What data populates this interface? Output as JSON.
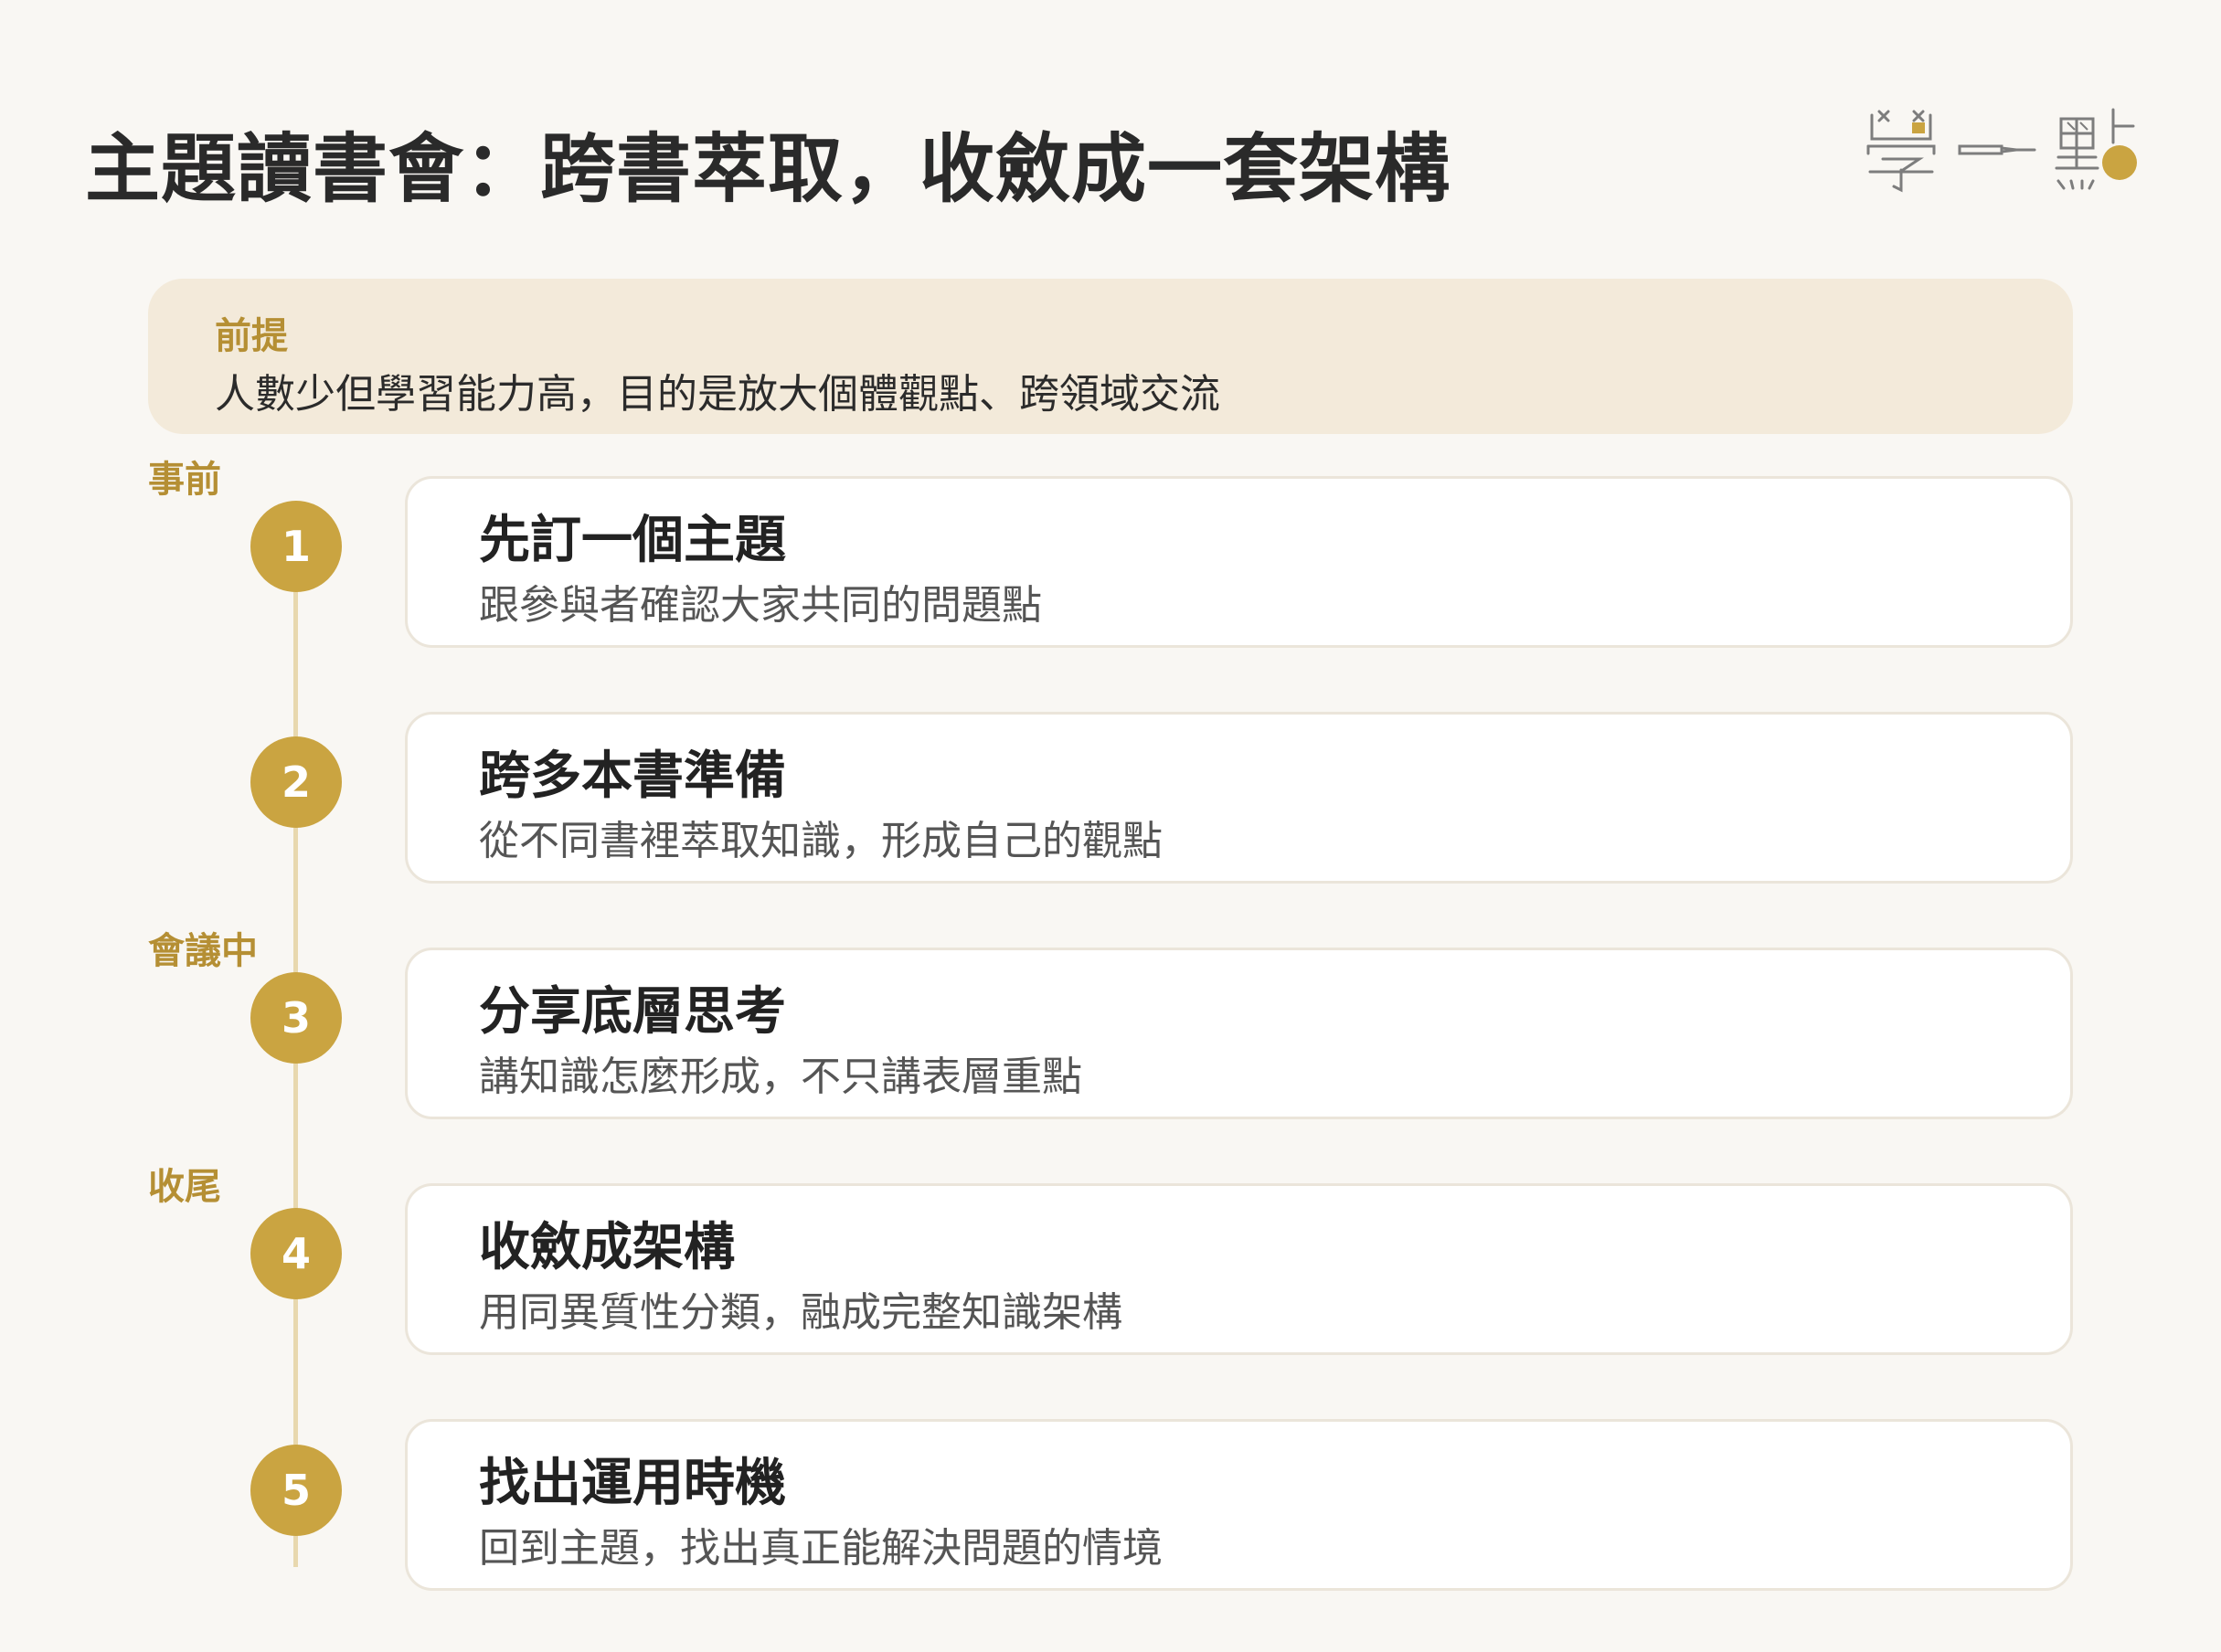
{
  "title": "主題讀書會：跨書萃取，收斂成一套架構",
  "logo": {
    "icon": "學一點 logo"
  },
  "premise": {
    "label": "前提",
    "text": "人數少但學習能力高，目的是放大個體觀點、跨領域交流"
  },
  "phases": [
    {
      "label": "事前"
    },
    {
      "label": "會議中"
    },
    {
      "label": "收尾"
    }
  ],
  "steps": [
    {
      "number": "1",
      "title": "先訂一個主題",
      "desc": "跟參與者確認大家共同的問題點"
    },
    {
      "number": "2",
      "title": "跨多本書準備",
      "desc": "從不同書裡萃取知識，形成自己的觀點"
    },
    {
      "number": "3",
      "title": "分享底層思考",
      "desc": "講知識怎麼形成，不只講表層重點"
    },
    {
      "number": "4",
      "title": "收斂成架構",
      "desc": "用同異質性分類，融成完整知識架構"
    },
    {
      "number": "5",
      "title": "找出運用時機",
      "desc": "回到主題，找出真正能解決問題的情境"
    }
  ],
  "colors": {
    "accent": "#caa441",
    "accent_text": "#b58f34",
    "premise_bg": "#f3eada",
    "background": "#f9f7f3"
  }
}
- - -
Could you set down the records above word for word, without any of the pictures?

Output:
What data populates this interface? Output as JSON.
{
  "title": "主題讀書會：跨書萃取，收斂成一套架構",
  "logo": {
    "icon": "學一點 logo"
  },
  "premise": {
    "label": "前提",
    "text": "人數少但學習能力高，目的是放大個體觀點、跨領域交流"
  },
  "phases": [
    {
      "label": "事前"
    },
    {
      "label": "會議中"
    },
    {
      "label": "收尾"
    }
  ],
  "steps": [
    {
      "number": "1",
      "title": "先訂一個主題",
      "desc": "跟參與者確認大家共同的問題點"
    },
    {
      "number": "2",
      "title": "跨多本書準備",
      "desc": "從不同書裡萃取知識，形成自己的觀點"
    },
    {
      "number": "3",
      "title": "分享底層思考",
      "desc": "講知識怎麼形成，不只講表層重點"
    },
    {
      "number": "4",
      "title": "收斂成架構",
      "desc": "用同異質性分類，融成完整知識架構"
    },
    {
      "number": "5",
      "title": "找出運用時機",
      "desc": "回到主題，找出真正能解決問題的情境"
    }
  ],
  "colors": {
    "accent": "#caa441",
    "accent_text": "#b58f34",
    "premise_bg": "#f3eada",
    "background": "#f9f7f3"
  }
}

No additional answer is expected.